Nottingham space-rock five-piece knows its way around a giant chorus or two.
Mike Diver 2011
Within most competent but relatively uninspired bands there’s often a fantastic outfit desperate to break out. The listener can hear flashes of it, catching glimpses of greatness through the cracks between layers of heard-it-all-before. Nottingham’s Swimming are one such group – a five-piece whose songs take flight to raise their choruses to commendable highs, whose melodies are both powerful and pliable… whose melange of space-rock, psychedelia and prog, coupled with cliché-blunted lyrical hooks, manages to come across as both pleasingly distinct and oddly debilitated.
The good is very clearly presented. Song structures are bold and unafraid of stepping into territories other more fashion-conscious combos might baulk at – witness the 80s Genesis/Yes stylings of In Ecstatics, a track where keys don’t so much sparkle as blind from a full league away. There’s an itchy zeal to Sun in the Island, this collection’s lead single – the electronic squeals make fine bedfellows for the droning, almost post-rock guitars and John Sampson’s spotlight-hogging vocal, which zips and spins across the mix like a Catherine Wheel come loose.

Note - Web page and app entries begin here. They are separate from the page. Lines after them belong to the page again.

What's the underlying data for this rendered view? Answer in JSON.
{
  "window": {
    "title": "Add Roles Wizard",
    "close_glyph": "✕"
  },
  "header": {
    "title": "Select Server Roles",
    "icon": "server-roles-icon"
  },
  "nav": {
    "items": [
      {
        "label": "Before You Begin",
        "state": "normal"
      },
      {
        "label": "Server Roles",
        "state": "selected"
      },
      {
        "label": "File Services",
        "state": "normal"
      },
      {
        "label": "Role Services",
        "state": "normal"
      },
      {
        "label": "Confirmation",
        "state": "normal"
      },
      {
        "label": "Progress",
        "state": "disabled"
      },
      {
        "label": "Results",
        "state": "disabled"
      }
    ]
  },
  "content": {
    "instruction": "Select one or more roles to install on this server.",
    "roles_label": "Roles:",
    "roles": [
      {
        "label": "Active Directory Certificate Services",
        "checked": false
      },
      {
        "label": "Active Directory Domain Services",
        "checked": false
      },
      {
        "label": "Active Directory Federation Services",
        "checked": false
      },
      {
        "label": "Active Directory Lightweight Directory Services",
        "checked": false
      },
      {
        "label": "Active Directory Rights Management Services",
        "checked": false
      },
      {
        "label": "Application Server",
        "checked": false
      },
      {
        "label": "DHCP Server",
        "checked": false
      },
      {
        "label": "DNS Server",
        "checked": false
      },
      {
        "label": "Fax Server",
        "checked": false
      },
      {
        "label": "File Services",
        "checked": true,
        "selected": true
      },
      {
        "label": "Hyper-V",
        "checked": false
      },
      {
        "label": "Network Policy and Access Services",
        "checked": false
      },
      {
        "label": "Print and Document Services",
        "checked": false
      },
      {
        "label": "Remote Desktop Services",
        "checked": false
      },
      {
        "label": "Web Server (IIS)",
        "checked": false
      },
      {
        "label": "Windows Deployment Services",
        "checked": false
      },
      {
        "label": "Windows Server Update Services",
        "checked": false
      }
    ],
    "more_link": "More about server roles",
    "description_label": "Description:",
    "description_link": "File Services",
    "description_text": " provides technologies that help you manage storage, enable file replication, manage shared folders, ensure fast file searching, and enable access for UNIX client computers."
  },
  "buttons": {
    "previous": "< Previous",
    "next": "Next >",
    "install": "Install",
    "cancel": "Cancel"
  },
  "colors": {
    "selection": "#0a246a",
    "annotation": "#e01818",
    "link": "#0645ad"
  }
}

All Things Made New (Stand) walks a middle ground between Doves and Mercury Rev without straying from its message: "Living for our dreams / Nothing like it seems."
But the band’s dreams aren’t as original as they might believe. Idiosyncrasies appear both artificial and half-inched from a wealth of contemporaries: MGMT, Muse, Phoenix and many more. At times constituents are assembled without the song’s overall performance being considered, so buzzes and tinkles, zaps and hums litter the mix without doing anything to propel it forwards. Closer Team Jetstream, step forward – in these five minutes, there are suggestions of something massive about to happen, but the track can never reach maximum velocity as it’s weighed down by so much digital detritus. There’s something Kasabian-flavoured about Mining for Diamonds, and Beat Beat of Your Heartbeat tries to relocate the ethereal indie splendour of Mew to the British midlands – but since the Danes do this sort of thing so well already, one has to wonder why Swimming are attempting to approximate the effect.

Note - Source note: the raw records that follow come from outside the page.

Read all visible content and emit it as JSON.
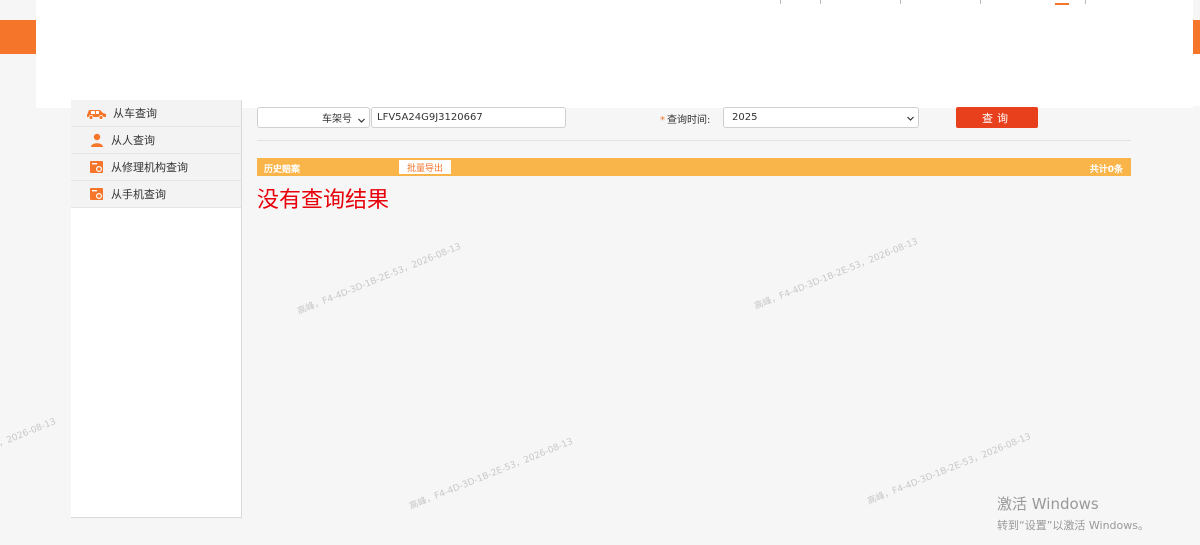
{
  "sidebar": {
    "items": [
      {
        "label": "从车查询",
        "icon": "car-icon"
      },
      {
        "label": "从人查询",
        "icon": "person-icon"
      },
      {
        "label": "从修理机构查询",
        "icon": "wrench-icon"
      },
      {
        "label": "从手机查询",
        "icon": "phone-icon"
      }
    ]
  },
  "query": {
    "type_selected": "车架号",
    "vin_value": "LFV5A24G9J3120667",
    "time_required_mark": "*",
    "time_label": "查询时间:",
    "time_selected": "2025",
    "button_label": "查询"
  },
  "results": {
    "title": "历史赔案",
    "export_label": "批量导出",
    "count_label": "共计0条",
    "empty_message": "没有查询结果"
  },
  "watermark": {
    "text": "高峰，F4-4D-3D-1B-2E-53，2026-08-13"
  },
  "windows_activation": {
    "title": "激活 Windows",
    "subtitle": "转到“设置”以激活 Windows。"
  },
  "colors": {
    "brand_orange": "#f5752a",
    "query_button": "#e8401c",
    "result_bar": "#fab54a",
    "empty_message": "#e8000a"
  }
}
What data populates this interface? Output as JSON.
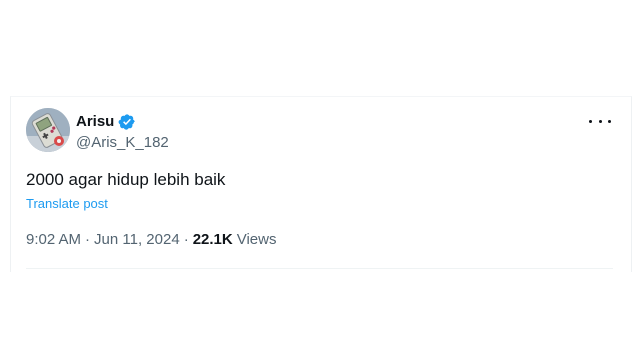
{
  "post": {
    "author": {
      "display_name": "Arisu",
      "handle": "@Aris_K_182",
      "verified": true,
      "avatar_icon": "handheld-console-avatar"
    },
    "more_icon": "more-horizontal-icon",
    "text": "2000 agar hidup lebih baik",
    "translate_label": "Translate post",
    "time": "9:02 AM",
    "separator": "·",
    "date": "Jun 11, 2024",
    "views_count": "22.1K",
    "views_label": "Views"
  },
  "colors": {
    "verified": "#1d9bf0",
    "link": "#1d9bf0",
    "muted": "#536471",
    "text": "#0f1419"
  }
}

Intriguingly there’s no real mention made of Swimming’s 2009 debut, The Fireflow Trade, in the accompanying press information. That was a mixed affair too, but one that tended towards post-rock motifs for pigeonhole management. The cynic could say Swimming have altered their style to cater to mainstream tastes; the more sympathetic listener, that they’ve simply evolved into a rather different proposal. But whatever the answer behind this development, it’s academic, as In Ecstatics proves to be only half the album it thought itself capable of being.